The story provides a great example of what not to do to if you want your business to avoid bad public relations, sick and upset employees and contractors, potential related lawsuits, and putting your waiver at risk. Below are three short lessons pulled from the article:
Lesson 1: Comply with your waiver or your industry’s exemption. Much has been unclear throughout the waiver and exemption process. However, that does not excuse developers and builders from reviewing their waiver or the general exemption to determine whether and to what extent they can continue work on a project. Given the lack of clarity from the Governor and the Department of Community and Economic Development to date, there certainly is room for interpretation when it comes to waivers and exemptions. Therefore, a developer or builder should weigh the benefit of proceeding with the project against the potential liability (illness, bad PR, etc.) should it be determined that they acted beyond their authority.
Lesson 2: If your job site is open, comply with the Center for Disease Control’s distancing and other guidelines. Provide your employees with the necessary equipment and supplies to be safe. Monitor and enforce compliance for your employees. Doing so will help limit the chance that one of your employees comes down with COVID-19 and, if they do, limit your exposure should you become a headline or be sued by someone on your crew, the property owner, or some other third-party.
Lesson 3: Have a plan in place in case an employee, vendor or customer becomes ill with COVID-19. Among other matters, your plan should include strategies to provide proper notification, to support the ill crew member, for public relations, and for locking down and sanitizing the job site if that were to become necessary.
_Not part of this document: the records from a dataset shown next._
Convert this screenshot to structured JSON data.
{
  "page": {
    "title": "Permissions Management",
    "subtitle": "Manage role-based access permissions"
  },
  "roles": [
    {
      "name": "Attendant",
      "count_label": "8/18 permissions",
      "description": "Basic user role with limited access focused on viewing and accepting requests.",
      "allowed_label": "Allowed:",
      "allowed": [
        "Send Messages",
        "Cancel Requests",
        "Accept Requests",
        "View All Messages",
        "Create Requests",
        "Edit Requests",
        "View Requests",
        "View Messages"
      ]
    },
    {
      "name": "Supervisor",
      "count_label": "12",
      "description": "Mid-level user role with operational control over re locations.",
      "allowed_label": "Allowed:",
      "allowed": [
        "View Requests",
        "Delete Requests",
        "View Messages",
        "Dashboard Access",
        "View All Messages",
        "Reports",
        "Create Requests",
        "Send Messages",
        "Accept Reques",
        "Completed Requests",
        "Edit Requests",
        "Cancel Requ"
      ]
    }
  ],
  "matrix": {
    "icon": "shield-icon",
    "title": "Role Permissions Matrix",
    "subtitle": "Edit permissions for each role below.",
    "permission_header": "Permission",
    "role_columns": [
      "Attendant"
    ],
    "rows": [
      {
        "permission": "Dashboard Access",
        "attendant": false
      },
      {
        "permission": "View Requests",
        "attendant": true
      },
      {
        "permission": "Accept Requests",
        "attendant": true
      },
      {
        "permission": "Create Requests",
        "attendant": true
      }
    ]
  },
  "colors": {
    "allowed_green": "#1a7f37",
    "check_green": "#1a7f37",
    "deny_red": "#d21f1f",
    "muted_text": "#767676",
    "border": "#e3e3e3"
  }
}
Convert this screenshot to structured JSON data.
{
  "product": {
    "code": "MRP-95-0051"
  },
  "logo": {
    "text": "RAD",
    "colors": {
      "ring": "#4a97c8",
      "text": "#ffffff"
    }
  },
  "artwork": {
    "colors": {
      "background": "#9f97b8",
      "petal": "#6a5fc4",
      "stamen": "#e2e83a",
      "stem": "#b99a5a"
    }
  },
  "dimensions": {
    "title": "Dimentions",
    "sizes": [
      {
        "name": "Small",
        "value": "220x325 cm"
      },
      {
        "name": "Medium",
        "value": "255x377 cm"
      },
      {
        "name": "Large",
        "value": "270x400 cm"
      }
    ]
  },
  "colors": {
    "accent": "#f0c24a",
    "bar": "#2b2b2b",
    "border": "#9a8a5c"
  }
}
With the exception of larger developers and general contractors that might deal with public relations from time to time, most of the new risks associated with COVID-19, the Governor’s Order, and operating job sites in today’s world are novel to all developers and general contractors. However, planning ahead and seeking guidance on how to proceed with certain projects before taking action can significantly limit your risk. Whether your question involves Real Estate, Construction Law, Environmental Law, Labor & Employment, Government Relations, or any other matter related to operating a business in today’s world, we at McNees Wallace & Nurick LLC are ready to help. Please do not hesitate to contact any attorney in our firm for assistance.